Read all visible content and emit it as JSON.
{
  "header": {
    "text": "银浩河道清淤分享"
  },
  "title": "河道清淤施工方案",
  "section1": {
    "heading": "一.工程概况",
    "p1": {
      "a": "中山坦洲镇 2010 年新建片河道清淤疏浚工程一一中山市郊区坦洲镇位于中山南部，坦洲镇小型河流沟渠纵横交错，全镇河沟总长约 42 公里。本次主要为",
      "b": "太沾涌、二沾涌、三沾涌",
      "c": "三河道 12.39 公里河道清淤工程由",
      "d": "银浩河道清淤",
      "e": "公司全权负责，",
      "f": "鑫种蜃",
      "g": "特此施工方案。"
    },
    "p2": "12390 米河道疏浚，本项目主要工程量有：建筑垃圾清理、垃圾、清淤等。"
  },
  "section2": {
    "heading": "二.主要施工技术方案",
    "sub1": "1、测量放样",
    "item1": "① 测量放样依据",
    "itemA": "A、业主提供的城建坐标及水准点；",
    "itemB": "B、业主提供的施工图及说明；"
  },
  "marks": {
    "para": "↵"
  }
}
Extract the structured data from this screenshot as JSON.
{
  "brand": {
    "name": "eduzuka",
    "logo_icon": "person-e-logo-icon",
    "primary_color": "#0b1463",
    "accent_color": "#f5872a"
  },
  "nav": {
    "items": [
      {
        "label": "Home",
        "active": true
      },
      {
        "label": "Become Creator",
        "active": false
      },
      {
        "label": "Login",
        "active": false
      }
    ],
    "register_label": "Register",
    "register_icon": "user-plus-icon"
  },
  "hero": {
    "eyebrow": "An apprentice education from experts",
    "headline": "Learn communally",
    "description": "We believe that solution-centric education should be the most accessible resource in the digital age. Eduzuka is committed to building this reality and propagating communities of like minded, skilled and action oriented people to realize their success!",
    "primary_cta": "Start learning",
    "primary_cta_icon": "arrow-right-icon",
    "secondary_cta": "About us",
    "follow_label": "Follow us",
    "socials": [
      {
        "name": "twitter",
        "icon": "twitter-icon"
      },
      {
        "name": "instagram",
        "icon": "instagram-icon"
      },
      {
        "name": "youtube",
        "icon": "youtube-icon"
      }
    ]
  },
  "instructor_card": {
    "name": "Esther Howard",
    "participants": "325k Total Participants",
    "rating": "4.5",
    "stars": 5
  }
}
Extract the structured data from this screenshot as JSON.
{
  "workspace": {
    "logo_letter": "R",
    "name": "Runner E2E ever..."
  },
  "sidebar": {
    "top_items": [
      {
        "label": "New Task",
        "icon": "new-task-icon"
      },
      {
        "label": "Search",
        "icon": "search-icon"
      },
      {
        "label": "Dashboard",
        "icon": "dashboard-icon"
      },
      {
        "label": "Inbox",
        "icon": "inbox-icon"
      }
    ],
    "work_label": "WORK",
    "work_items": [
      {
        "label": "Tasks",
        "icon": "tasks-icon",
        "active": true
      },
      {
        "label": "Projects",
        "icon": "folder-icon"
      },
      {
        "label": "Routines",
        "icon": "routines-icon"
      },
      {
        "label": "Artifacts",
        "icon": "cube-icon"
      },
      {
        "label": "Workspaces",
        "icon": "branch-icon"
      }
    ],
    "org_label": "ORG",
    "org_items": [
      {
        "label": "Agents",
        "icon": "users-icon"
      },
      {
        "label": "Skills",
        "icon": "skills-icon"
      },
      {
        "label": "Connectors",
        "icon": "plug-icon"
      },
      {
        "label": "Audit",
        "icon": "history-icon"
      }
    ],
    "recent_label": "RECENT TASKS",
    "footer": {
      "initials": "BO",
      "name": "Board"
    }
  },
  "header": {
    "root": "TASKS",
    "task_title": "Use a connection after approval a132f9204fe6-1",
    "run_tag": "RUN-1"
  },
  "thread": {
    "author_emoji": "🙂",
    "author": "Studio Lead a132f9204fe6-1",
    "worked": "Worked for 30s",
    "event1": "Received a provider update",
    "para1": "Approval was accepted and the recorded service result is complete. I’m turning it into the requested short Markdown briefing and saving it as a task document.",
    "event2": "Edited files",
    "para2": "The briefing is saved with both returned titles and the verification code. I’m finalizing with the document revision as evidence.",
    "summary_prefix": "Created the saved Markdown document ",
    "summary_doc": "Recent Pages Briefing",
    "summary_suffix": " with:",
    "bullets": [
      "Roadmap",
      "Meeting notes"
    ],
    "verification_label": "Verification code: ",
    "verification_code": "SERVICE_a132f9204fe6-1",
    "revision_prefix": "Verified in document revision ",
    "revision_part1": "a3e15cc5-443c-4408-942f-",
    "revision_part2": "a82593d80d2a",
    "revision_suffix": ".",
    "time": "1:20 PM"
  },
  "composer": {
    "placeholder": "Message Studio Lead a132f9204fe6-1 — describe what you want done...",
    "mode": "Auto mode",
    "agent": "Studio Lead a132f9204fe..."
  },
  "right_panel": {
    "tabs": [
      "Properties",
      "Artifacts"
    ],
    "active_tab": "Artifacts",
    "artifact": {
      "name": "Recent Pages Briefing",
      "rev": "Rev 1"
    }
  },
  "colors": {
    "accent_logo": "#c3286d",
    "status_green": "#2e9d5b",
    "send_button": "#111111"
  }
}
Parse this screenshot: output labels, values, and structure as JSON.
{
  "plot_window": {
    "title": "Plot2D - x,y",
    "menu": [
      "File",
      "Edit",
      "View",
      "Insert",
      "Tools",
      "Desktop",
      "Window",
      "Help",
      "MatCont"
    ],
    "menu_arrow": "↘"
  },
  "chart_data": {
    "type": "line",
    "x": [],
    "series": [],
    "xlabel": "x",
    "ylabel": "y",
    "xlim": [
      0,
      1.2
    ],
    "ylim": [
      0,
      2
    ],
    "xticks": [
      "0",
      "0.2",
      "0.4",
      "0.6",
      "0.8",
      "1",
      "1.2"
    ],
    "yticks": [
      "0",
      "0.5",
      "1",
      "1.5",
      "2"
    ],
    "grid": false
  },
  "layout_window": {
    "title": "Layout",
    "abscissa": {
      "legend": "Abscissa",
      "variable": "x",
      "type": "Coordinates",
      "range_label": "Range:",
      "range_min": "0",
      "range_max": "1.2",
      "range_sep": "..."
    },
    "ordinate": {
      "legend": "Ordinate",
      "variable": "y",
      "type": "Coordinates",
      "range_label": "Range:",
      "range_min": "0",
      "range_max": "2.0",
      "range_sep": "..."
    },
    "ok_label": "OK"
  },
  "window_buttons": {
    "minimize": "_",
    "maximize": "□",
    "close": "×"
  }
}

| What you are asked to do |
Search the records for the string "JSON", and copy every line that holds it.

| Solved exercise |
Read all visible content and emit it as JSON.
Extract the structured data from this screenshot as JSON.
Extract the structured data from this screenshot as JSON.
Parse this screenshot: output labels, values, and structure as JSON.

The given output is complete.